Start of Given information

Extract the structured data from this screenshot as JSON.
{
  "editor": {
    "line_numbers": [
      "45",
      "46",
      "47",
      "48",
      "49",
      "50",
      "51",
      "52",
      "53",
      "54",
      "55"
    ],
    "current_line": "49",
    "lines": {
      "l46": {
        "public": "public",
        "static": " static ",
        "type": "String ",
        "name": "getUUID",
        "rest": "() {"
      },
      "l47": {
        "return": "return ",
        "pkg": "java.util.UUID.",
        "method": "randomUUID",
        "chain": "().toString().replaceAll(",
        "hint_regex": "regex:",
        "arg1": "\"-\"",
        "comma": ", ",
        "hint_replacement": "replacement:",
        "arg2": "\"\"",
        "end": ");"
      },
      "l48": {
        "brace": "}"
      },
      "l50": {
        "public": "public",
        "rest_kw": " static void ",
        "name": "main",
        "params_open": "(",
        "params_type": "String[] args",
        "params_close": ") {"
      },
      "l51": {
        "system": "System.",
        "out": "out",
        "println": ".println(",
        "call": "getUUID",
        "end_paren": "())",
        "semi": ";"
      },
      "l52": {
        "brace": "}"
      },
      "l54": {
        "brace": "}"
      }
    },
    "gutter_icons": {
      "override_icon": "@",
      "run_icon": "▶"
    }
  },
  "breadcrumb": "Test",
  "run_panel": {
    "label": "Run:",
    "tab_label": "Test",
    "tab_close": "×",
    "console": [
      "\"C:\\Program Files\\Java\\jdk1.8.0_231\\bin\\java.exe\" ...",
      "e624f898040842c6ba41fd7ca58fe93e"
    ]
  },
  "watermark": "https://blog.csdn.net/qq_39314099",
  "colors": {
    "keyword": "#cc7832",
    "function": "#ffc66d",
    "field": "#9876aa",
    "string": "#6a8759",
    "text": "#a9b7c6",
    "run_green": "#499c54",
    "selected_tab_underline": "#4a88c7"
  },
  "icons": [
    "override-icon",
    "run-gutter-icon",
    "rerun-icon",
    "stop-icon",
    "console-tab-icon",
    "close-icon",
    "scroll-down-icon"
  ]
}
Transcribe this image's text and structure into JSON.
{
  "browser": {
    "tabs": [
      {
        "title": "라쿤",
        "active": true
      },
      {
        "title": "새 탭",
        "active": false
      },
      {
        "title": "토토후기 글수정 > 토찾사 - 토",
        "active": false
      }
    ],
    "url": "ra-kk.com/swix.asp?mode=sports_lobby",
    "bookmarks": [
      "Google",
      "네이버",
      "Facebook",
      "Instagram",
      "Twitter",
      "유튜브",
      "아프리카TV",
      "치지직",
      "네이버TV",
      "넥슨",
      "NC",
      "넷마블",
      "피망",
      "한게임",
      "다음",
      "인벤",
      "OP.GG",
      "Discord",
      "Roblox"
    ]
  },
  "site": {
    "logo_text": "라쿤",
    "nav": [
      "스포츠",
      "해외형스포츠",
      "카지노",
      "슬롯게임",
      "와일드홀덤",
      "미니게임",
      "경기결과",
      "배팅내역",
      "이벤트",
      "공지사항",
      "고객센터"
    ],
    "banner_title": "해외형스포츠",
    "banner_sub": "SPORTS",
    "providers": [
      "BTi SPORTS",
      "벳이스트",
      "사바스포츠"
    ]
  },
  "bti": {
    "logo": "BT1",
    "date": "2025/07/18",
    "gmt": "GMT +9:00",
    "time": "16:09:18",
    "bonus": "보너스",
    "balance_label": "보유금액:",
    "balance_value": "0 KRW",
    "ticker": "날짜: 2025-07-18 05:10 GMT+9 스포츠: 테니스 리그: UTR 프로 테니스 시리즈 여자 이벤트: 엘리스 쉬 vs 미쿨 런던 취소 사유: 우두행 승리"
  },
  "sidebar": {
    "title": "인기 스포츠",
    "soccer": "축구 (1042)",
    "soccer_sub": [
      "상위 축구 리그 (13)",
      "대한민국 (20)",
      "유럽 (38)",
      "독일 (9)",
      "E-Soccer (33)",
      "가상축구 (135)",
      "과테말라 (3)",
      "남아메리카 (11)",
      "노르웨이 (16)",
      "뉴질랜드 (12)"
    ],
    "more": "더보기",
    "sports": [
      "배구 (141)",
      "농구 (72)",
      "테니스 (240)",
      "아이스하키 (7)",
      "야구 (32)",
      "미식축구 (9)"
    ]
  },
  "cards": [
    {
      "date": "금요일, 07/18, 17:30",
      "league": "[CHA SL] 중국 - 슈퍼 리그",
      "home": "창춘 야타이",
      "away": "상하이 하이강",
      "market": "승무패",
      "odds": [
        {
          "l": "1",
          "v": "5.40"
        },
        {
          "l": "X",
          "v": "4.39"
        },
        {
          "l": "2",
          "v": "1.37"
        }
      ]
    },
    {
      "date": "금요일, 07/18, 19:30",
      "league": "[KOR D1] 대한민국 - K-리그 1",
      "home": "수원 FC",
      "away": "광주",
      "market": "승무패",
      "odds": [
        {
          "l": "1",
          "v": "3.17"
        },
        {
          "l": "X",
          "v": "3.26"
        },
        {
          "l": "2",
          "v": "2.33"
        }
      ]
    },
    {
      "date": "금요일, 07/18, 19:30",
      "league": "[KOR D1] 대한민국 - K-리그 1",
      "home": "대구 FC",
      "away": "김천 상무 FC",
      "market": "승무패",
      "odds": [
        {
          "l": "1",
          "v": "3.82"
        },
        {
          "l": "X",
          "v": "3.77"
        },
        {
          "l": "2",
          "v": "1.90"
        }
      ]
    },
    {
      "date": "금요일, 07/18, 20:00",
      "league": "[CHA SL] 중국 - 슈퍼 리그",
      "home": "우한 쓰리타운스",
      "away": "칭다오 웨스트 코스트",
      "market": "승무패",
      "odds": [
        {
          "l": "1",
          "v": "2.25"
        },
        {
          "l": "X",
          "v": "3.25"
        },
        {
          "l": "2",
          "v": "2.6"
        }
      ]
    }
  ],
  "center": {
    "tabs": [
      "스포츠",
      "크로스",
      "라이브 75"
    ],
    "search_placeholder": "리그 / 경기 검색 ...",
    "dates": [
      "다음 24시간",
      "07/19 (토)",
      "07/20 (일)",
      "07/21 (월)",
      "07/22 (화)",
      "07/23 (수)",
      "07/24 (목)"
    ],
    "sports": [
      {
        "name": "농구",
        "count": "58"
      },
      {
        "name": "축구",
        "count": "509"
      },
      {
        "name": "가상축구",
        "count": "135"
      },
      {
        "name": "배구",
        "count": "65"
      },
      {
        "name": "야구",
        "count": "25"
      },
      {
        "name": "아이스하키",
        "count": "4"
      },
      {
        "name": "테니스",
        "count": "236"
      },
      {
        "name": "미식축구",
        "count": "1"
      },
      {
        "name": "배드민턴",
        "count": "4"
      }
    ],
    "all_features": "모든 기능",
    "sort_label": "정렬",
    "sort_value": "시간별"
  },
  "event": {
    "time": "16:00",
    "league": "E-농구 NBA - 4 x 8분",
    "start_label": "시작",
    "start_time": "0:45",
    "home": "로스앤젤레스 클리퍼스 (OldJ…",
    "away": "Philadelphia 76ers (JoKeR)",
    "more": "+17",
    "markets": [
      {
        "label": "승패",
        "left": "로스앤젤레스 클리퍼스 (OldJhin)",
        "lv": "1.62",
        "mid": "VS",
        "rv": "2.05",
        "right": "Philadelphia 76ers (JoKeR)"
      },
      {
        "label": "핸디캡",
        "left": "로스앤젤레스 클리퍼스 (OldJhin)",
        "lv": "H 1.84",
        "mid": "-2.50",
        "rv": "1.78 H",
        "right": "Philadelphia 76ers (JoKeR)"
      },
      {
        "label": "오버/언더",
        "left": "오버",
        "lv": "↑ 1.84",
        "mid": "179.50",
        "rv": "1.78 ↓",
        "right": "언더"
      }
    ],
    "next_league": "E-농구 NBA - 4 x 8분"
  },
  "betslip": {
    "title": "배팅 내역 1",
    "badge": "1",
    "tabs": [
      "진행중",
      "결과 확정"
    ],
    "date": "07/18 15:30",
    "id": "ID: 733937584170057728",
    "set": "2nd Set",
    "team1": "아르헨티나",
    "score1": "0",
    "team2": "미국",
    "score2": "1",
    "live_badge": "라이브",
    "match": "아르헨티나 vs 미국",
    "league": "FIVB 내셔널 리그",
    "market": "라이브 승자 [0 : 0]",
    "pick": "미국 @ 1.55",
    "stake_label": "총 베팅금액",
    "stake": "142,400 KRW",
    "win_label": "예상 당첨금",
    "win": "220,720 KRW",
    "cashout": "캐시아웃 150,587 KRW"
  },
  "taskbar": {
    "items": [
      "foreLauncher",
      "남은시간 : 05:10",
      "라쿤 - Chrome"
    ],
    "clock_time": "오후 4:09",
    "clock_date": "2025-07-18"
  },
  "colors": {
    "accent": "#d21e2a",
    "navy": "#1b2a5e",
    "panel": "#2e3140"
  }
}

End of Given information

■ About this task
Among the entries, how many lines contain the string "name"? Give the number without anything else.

■ Result for this task
11